During this time, many college communities are faced with challenges and uncertainty. Academic schedules have been disrupted and students, faculty, and staff have had to adapt to different forms of distance learning and working. In times of emotional distress, many students report that they would reach out to campus professionals such as professors (24%) and academic advisors (23%) (Healthy Minds Study, 2019). Below are some recommendations for supporting your students and campus community during this period of remote learning:

  • JED’s You Can Help Trainings for college professionals assist with identifying and supporting those who may be struggling with a mental health challenge. Accompanying each of these presentations are discussion guides as well as assessment tools to measure learning outcomes.
  • As part of JED’s Love is Louder project, we’ve created the Love is Louder Action Center to provide resources and tips for taking care of physical and mental health, and supporting each other during this time of uncertainty.
  • Seize The Awkward tips and resources around maintaining mental health during the coronavirus and connecting with friends and family.
  • JED POV on Mental Health Services
  • JED webinar for faculty on Managing Stress During Distance Learning.
  • Mental Health, Higher Education, and COVID-19: Strategies for Leaders to Support Campus Well-Being
  • Communications should be clear, simple and direct while acknowledging how challenging this period is for students, their families, faculty and staff. Emphasize to students that they are not alone; this is a new context for all of us. See an example from JED Campus school Colorado College here. School websites should be frequently updated with relevant information. 
  • Make clear the health care resources that are available for students who are in need of services at this time.
  • Give suggestions to students for finding needed resources–e.g. food, shelter, safety. Some campuses have food banks or may be setting them up for students who live around campus and have lost employment. Also have contacts and resources ready for students who are concerned about loans or employment, and career guidance for those graduating.
  • Establish a line of communication for parents/guardians and students who may have questions/concerns. For example, if students have difficulty connecting to one of their classes, who do they contact and is there help available?
  • Keep doing whatever is possible to facilitate ongoing mental health services via Zoom meetings, phone appointments, etc. Make it clear how virtual visits will be organized. Provide referral contacts to your institutions adapted mental health resources if needed.
  • Recognize that some students who are already struggling with significant mental health problems may be at higher risk with the upheaval of their normal life and that the majority of students will feel some heightened amounts of anxiety and depression. Regular check ins with students can help them know there is support for them and remind them of the resources available for their use.

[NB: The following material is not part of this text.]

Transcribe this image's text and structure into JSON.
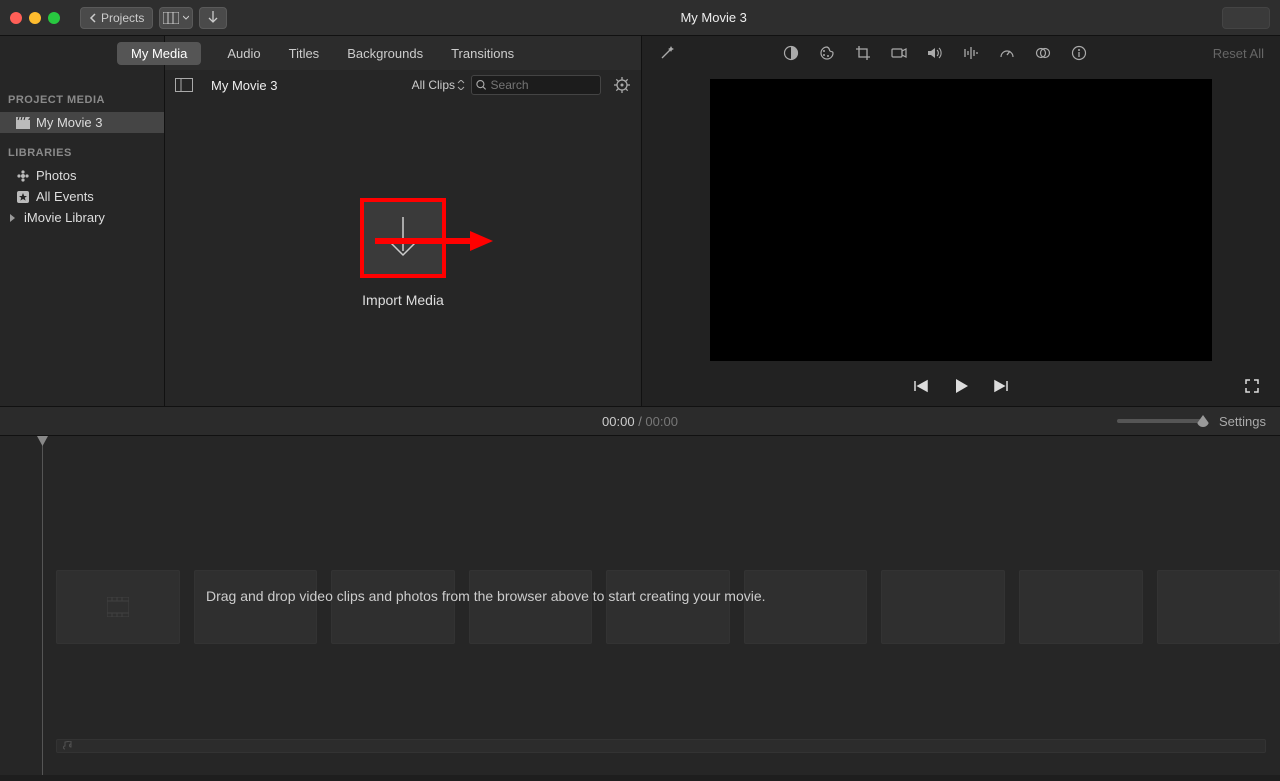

  • Keep in mind that this transition can also be hard on staff/faculty and make sure to check in with them regularly as well as provide resources on caring for the caregivers.
  • For the latest updates on protecting mental health during the COVID-19 pandemic, visit our COVID-19 Tips and Updates page.

Additional outside resources